The Life Line

Winslow Homer’s oil painting, “The Life Line”, focuses primarily on sea themes. His image serves as a conceptual illustration of how to save people from sinking ships at sea. It represents two people suspended from a breeches lift suspended from a rope and a winch on the top side. 

This picture illustrates the breeches lift, a method for saving life on sinking ships invented in America in early 1884. Additionally, he created many paintings in dark sheds, showing vast seas covered with rain. 

First, a saved person is depicted in an insentient state sprawled on the lift’s rear in the line-life image. The second figure has a bewildered countenance and is tightly encircling the insentient individual in its arms. The amazing brush strokes used in this painting make it one of the best maritime paintings by Homer.


From these paintings, it is easy to see why many artists drew inspiration from Homer’s sea visions. Like Henri and Bellows, Kent traveled to Maine’s rocky shore to paint from the same landscape that had inspired his hero, Winslow Homer.

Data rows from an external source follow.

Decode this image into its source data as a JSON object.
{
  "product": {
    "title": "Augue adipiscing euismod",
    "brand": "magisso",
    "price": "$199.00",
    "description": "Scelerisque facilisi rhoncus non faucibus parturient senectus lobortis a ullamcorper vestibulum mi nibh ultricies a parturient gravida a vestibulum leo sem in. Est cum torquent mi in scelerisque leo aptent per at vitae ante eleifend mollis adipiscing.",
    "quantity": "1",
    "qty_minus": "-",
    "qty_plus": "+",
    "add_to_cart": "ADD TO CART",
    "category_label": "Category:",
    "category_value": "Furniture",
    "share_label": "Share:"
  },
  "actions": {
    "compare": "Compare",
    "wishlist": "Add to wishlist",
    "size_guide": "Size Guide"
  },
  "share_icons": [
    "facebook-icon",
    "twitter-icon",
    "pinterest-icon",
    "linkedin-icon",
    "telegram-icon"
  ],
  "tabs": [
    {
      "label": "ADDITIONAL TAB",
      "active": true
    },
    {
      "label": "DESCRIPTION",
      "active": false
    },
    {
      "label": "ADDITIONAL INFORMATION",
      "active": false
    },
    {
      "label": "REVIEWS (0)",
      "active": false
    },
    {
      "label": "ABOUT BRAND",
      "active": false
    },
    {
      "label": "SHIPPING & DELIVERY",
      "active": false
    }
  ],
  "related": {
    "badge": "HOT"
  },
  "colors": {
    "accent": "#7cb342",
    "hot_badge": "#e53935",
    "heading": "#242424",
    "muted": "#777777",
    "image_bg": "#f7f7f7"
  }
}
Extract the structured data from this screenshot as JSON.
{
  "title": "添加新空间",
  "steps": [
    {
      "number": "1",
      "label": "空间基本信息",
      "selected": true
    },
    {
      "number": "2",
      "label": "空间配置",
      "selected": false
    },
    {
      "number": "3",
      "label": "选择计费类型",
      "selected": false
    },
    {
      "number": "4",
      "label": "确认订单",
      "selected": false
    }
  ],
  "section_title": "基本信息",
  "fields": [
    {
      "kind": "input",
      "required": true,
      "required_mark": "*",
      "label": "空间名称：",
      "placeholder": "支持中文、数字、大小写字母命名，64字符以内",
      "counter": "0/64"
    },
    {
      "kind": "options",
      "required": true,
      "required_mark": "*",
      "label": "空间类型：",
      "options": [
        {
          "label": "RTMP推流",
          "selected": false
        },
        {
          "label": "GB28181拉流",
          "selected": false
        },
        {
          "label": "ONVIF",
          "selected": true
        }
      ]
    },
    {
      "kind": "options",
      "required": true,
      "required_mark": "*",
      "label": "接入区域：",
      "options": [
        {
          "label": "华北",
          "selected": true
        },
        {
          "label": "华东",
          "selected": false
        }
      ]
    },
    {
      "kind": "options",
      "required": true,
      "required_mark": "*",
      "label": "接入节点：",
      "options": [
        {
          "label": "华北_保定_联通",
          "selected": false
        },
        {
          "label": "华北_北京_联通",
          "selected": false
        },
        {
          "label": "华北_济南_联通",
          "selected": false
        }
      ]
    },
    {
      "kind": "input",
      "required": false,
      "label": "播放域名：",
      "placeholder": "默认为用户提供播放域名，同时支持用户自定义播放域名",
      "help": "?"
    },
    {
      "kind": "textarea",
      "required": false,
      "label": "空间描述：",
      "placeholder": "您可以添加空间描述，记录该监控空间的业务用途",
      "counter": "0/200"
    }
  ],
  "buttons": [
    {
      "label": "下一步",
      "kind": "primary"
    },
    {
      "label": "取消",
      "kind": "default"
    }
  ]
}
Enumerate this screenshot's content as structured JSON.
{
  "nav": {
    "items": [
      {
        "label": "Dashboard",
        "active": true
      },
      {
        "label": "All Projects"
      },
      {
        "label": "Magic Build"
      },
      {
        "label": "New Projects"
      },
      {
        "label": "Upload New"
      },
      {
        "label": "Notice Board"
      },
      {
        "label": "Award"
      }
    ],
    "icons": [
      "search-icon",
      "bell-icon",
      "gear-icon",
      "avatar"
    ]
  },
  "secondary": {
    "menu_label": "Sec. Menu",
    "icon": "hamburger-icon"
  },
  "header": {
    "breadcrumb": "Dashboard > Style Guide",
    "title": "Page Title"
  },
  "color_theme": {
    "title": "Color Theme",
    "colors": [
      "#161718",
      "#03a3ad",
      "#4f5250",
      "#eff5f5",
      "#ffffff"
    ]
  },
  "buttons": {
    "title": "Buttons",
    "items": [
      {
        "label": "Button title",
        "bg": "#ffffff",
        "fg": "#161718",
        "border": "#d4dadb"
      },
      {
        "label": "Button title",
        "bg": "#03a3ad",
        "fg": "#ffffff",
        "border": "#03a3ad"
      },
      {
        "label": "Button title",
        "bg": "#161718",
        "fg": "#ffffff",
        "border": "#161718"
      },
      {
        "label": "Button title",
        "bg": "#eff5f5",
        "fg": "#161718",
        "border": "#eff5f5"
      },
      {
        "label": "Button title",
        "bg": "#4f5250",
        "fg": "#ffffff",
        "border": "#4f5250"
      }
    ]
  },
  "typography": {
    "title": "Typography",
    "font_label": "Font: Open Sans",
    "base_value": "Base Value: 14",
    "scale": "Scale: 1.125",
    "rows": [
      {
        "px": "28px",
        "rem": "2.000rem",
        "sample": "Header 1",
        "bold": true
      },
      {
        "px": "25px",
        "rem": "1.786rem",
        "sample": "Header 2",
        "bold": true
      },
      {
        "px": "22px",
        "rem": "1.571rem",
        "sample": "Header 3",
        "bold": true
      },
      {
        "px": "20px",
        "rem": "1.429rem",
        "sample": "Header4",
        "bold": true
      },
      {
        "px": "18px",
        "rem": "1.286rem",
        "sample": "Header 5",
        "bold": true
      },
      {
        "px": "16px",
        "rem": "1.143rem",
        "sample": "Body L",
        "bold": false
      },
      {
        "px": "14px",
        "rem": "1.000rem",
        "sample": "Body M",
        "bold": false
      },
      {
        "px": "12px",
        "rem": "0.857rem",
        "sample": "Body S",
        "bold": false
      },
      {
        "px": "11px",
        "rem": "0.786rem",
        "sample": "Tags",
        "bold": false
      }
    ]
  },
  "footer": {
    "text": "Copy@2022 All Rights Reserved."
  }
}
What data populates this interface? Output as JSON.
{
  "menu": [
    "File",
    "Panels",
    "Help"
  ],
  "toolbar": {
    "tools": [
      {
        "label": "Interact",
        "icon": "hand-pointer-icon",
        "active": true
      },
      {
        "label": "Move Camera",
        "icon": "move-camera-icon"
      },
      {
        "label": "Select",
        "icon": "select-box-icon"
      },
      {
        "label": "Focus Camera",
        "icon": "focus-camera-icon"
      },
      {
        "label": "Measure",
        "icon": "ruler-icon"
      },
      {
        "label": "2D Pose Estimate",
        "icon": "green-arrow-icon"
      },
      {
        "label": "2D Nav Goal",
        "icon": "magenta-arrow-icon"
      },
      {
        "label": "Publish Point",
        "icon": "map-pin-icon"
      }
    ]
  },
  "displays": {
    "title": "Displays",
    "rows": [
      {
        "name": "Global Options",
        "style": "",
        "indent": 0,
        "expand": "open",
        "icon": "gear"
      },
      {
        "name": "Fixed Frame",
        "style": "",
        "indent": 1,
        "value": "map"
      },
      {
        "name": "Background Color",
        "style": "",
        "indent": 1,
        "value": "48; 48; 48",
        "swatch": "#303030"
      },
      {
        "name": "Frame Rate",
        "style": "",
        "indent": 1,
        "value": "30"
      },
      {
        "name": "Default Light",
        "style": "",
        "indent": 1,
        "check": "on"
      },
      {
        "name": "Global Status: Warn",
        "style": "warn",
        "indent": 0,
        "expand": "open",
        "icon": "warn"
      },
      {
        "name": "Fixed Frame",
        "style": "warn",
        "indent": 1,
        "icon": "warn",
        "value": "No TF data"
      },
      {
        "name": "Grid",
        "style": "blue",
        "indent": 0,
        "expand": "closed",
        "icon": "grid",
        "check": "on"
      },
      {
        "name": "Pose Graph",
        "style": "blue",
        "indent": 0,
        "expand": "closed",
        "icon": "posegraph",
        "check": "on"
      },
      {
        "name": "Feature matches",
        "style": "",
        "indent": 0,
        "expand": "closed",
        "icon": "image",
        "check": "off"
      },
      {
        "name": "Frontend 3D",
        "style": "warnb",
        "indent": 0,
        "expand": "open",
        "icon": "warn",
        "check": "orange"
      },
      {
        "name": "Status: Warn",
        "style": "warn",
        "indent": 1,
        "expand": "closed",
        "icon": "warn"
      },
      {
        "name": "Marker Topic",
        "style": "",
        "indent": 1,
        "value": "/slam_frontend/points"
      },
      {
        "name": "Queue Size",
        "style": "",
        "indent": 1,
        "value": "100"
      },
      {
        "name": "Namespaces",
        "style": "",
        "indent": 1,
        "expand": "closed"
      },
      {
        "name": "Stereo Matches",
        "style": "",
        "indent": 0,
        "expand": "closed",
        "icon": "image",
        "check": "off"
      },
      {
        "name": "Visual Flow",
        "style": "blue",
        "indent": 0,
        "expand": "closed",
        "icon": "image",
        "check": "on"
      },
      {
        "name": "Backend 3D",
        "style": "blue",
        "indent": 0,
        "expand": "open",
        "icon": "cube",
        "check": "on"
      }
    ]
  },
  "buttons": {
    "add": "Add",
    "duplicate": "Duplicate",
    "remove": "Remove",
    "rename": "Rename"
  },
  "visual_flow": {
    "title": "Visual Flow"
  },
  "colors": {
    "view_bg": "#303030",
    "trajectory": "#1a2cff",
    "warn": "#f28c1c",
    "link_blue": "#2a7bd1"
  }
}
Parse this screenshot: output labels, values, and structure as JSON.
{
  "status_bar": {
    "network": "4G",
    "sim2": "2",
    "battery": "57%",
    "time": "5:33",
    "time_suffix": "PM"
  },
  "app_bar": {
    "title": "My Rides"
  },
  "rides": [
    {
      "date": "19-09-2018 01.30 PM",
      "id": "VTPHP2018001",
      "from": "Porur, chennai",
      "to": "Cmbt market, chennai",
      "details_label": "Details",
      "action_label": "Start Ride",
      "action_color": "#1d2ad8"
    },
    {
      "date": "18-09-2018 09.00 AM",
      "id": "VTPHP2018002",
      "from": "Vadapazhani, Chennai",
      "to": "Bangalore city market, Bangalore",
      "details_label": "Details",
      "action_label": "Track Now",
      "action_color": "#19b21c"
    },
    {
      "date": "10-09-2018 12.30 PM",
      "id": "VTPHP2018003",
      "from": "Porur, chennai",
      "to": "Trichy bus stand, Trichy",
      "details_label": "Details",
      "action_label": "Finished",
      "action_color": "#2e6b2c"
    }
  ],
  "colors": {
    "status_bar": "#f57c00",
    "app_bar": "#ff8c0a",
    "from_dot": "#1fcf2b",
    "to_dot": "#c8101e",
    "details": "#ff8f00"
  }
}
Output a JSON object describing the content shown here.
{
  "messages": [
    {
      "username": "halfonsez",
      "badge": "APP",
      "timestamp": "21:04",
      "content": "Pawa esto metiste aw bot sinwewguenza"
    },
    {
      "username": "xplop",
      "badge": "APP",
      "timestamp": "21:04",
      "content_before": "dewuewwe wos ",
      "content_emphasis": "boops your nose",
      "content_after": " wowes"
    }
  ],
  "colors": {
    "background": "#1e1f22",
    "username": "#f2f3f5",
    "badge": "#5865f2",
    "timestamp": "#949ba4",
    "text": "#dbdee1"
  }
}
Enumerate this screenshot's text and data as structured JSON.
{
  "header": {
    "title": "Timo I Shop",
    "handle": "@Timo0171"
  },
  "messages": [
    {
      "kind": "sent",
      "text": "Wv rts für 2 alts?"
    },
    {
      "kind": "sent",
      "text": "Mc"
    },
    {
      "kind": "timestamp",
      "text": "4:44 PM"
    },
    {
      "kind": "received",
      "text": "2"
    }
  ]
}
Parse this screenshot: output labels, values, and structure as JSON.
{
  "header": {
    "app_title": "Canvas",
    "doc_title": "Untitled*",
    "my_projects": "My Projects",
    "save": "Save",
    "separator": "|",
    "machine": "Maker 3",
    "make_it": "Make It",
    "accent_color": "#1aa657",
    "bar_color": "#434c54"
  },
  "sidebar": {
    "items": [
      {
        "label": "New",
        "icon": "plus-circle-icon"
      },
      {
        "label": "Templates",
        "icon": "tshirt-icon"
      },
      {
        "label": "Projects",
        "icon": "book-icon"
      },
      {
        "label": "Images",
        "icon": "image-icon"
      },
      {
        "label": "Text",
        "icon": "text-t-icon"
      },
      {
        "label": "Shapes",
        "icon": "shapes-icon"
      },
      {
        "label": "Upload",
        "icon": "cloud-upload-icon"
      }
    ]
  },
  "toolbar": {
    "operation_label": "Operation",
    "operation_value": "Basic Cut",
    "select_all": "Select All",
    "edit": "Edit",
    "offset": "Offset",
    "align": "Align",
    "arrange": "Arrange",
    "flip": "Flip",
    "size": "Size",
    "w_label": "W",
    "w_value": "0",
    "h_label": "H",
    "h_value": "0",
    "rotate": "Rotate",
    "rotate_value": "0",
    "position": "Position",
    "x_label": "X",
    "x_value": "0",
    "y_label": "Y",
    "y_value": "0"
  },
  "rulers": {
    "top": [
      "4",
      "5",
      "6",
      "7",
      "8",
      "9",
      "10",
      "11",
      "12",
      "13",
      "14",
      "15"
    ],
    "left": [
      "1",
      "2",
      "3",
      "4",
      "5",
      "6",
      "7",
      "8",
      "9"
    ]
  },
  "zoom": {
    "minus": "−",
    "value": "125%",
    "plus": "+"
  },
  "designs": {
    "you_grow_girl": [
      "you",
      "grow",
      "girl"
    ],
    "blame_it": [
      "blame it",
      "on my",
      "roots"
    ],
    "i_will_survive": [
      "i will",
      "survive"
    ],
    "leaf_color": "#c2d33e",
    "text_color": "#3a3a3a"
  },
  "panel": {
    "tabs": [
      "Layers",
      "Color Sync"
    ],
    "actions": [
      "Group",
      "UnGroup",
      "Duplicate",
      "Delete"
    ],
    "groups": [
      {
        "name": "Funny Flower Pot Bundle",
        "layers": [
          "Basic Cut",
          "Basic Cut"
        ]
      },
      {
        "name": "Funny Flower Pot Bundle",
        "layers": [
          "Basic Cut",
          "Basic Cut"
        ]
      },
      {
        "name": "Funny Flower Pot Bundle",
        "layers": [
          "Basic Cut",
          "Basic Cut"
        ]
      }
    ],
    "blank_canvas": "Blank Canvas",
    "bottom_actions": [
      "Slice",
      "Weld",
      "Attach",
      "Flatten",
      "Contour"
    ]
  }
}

Winslow Homer’s impact persisted into the twentieth century, particularly among painters who rejected European-inspired abstraction tendencies and remained committed to expressing a uniquely American voice. In addition, Winslow was a genuinely remarkable artist with an incredible passion for maritime art.